In the Commons debate on food labelling on 24 April, the Labour MP Gerald Kaufman, who is Jewish, criticised Philip Davies for singling out Muslims and Jews, saying he had “picked on two small minorities who share the way in which the meat they eat is killed”. However, Kaufman added that he would not have expressed his “total opposition to this bill” if it had cast its net wider to include other animals such as chickens that had been kept in “dreadful conditions”.
Preventing animal cruelty goes far beyond the “debate” about stunning or not stunning. And ironically, not all Muslims are opposed to stunning. There are two main organisations that regulate the halal food industry in the UK – the Halal Monitoring Committee, which has a “blanket ruling disallowing stunning in any form”, and the Halal Food Authority, which allows controlled stunning where the “animal or the birds do not die prior to slaughtering”, and which has certified KFC’s stunned chicken as halal.
Thus, most Muslim, and non-Muslim, participants in the heated debate over halal meat are ignoring a critical point. Data produced by the Meat Hygiene Service in 2004 suggested that roughly 90 per cent of halal slaughter in the UK involved stunning. In September 2011, the Food Standards Agency reported that “the majority of animals destined for the halal trade in both the red and white meat sectors are stunned before slaughter”. So what’s all the fuss about?
Consider the scare stories from the Daily Mail and Mail on Sunday, which automatically assume that all halal meat derives from the traditional, non-stunned method of slaughter. What drove both papers’ coverage of the story? Are we seriously expected to believe that either the Mail or the Mail on Sunday gives a damn about animal rights? I struggle to recall the last occasion on which either tabloid splashed on the abuse or neglect of animals. More often than not, Mail columnists reserve rather harsh words (“deranged fanatics”, to quote Richard Littlejohn) for animal rights activists.
Crucially, if the hysteria over halal meat in Britain isn’t the product of Islamophobia, how do halal-obsessed politicians and journalists explain their silence on the subject of kosher meat? The 2003 Farm Animal Welfare Council report condemned both halal and kosher methods of slaughter. Yet, for instance, the Mail on Sunday, despite referring to “ritually slaughtered meat” in the headline of its “Britain goes halal . . .” report, went on to discuss only halal meat for the first 24 paragraphs of the piece before mentioning kosher meat – in passing – in the 25th paragraph.
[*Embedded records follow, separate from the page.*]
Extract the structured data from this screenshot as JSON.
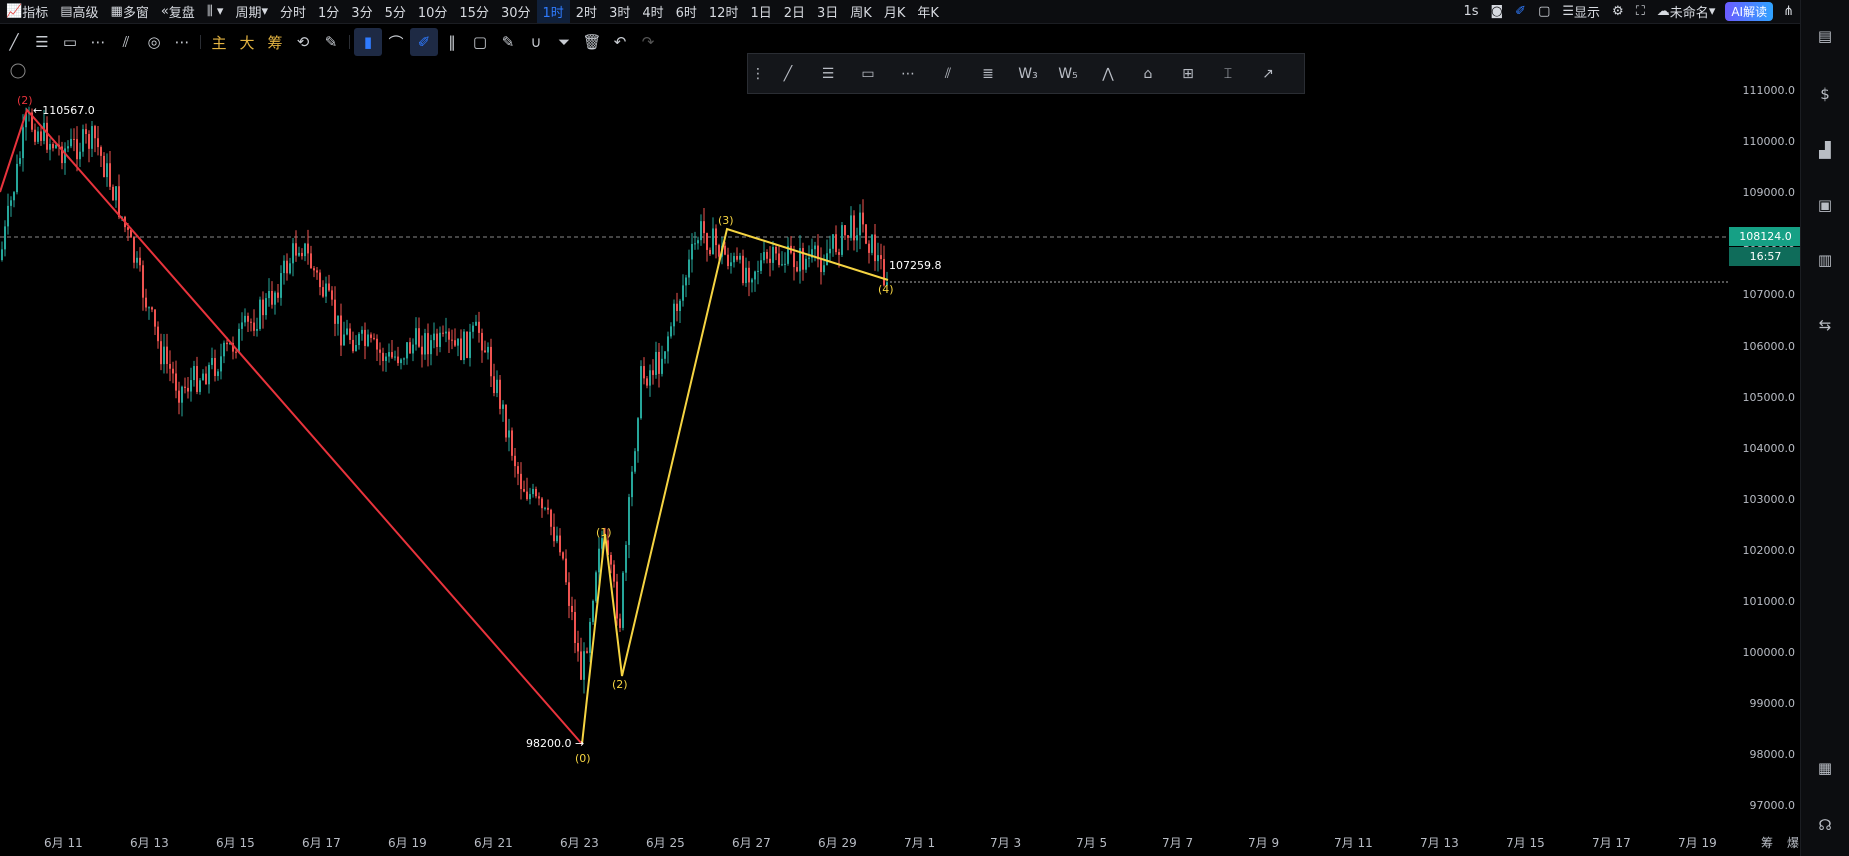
{
  "topbar": {
    "items": [
      "指标",
      "高级",
      "多窗",
      "复盘",
      "",
      "周期",
      "分时",
      "1分",
      "3分",
      "5分",
      "10分",
      "15分",
      "30分",
      "1时",
      "2时",
      "3时",
      "4时",
      "6时",
      "12时",
      "1日",
      "2日",
      "3日",
      "周K",
      "月K",
      "年K"
    ],
    "active_index": 13,
    "right": {
      "interval": "1s",
      "display": "显示",
      "unnamed": "未命名",
      "ai": "AI解读"
    }
  },
  "draw_toolbar": {
    "main": "主",
    "large": "大",
    "chips": "筹"
  },
  "price_axis": [
    "111000.0",
    "110000.0",
    "109000.0",
    "108000.0",
    "107000.0",
    "106000.0",
    "105000.0",
    "104000.0",
    "103000.0",
    "102000.0",
    "101000.0",
    "100000.0",
    "99000.0",
    "98000.0",
    "97000.0"
  ],
  "current_price": "108124.0",
  "countdown": "16:57",
  "time_axis": [
    "6月 11",
    "6月 13",
    "6月 15",
    "6月 17",
    "6月 19",
    "6月 21",
    "6月 23",
    "6月 25",
    "6月 27",
    "6月 29",
    "7月 1",
    "7月 3",
    "7月 5",
    "7月 7",
    "7月 9",
    "7月 11",
    "7月 13",
    "7月 15",
    "7月 17",
    "7月 19"
  ],
  "time_axis_right": [
    "筹",
    "爆"
  ],
  "annotations": {
    "high_label": "110567.0",
    "low_label": "98200.0",
    "end_label": "107259.8",
    "wave_labels": [
      "(2)",
      "(0)",
      "(1)",
      "(2)",
      "(3)",
      "(4)"
    ]
  },
  "colors": {
    "up": "#26a69a",
    "down": "#ef5350",
    "red_line": "#e8333c",
    "yellow_line": "#f5d442",
    "accent": "#2f7bff"
  }
}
The truth is that halal has become a proxy for much deeper fears and concerns about the presence of a growing and vocal Muslim population in our midst. “It’s being used as a political issue, especially by xenophobic and Islamophobic folks, to whip up a backlash against ‘the other’,” Regenstein says.
To pretend otherwise is naive, if not disingenuous. If this was a debate about animal welfare, it would be about all forms of slaughter; if it was a debate about ritual slaughter, it would address kosher, and not just halal, meat.
“Why only pick on halal?” It’s an important question in need of an urgent answer.